How Much Is Too Much?
How Much Is Too Much? | Photo: musta | Flickr: Creative Commons License
 

Paul Krugman (in a New York Times column) clarified for me a feature of population density that is sometimes lost in our conversation about how we should house ourselves:

If Houston represents the new average of a slightly less dense urban America, then it's worth noting that Houston itself (also based on Census data released last year) is becoming somewhat more dense than it had been, but not at the city's core. Houston is densifying at its fringes, not downtown.

Arguably, the Los Angles-Long Beach-Anaheim region (as the Census Bureau defines it) is mostly fringes. There are several downtowns scattered across the region (the Civic Center, Century City, Hollywood, Studio City, Culver City, "Silicon Beach," Long Beach) none of which looks like Manhattan or Chicago's Loop or the San Francisco peninsula.

Looked at (as the Census Bureau did) in terms of their "weighted population" ( a measure of concentration), all the fringes of the Los Angeles-Long Beach-Anaheim region are themselves uniformly concentrated, so that the region is about as dense as Chicago's.
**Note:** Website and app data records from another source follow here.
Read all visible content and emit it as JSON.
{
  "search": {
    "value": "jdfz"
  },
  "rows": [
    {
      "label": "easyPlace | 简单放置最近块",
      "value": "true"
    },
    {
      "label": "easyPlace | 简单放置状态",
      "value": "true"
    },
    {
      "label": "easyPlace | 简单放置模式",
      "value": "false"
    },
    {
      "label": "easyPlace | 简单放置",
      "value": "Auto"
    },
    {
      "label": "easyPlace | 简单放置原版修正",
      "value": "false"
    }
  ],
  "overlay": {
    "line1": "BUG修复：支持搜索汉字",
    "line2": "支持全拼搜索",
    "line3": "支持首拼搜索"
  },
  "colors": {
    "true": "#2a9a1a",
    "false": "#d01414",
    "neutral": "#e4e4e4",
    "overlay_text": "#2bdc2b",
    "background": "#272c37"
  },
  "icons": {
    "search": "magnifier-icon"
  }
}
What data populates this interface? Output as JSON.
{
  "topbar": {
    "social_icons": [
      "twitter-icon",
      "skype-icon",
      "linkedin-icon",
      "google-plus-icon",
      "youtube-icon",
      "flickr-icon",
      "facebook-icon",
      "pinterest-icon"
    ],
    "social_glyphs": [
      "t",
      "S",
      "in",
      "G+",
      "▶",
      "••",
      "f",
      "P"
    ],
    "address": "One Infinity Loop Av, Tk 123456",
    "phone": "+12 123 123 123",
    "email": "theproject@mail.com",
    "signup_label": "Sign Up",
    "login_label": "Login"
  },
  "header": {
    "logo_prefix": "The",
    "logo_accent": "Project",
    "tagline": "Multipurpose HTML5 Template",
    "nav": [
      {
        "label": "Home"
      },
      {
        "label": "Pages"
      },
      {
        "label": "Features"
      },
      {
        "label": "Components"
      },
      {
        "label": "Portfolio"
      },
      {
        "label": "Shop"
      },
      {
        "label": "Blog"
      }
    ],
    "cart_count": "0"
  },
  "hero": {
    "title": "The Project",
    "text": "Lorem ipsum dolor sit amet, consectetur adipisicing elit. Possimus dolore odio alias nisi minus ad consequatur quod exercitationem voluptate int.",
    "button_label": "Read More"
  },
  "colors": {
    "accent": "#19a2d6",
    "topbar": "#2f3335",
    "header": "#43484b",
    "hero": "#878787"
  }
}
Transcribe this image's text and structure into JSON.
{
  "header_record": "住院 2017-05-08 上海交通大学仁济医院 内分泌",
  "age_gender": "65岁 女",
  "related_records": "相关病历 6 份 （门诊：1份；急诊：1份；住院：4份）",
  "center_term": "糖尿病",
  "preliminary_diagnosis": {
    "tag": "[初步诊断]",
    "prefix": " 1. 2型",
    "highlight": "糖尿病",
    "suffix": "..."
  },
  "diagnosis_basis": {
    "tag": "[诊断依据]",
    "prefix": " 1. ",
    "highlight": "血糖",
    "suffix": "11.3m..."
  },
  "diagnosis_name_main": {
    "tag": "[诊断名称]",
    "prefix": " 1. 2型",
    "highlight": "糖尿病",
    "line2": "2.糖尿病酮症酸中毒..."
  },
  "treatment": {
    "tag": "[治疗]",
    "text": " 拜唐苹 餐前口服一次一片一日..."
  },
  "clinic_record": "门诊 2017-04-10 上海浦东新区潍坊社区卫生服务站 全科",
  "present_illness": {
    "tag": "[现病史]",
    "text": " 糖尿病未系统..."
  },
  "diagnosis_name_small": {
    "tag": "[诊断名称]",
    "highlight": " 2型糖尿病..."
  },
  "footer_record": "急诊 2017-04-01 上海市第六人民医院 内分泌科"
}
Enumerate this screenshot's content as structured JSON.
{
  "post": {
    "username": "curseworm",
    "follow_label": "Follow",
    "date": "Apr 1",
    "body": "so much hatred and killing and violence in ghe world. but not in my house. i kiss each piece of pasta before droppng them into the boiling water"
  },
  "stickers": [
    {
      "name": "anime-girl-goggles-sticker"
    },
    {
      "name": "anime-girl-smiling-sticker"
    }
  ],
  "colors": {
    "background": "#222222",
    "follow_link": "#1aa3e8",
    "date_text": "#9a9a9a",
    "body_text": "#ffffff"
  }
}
For urbanist and urban advocate Richard Florida, the data show that:

Surprised? Population in the New York metropolitan area is highly concentrated until, less than the distance from City Hall to the beach at Santa Monica, New York's density falls below the density of Los Angeles.

The data show that a lot of people in the region live far from the Los Angeles Civic Center, but they do so at pretty high density levels. Few people in the region live in locales with lower density. And unlike the demographics anywhere else in America, almost no one in the region lives a rural life.

Public transit is one among many issues this unique form affects. As Kristin Eberhard of the Natural Resources Defense Council has noted, Metro's light rail and subway system is centered on downtown Los Angeles, where only about three percent of the region's jobs are concentrated. A hub-and-spoke rail system fails the rest of the region. Instead, we need a denser web of transit, including rail.

(The Green Line -- conceived during the last century's defense boom and the only line not anchored downtown -- was supposed to take workers from the county's east to aerospace jobs in the county's west.)

I'm not an "exceptionalist" about where I live. I understand -- and argue for -- the value of its ordinariness. But I also understand that the built form of Los Angeles is something other than the crude dichotomy of "urban" and "suburban" that makes a caricature of Los Angeles when we discuss how and where we should live and how we might make our region more livable.

Dispersed but uniformly dense, the Los Angeles region needs to be seen for what it is, not for what it isn't.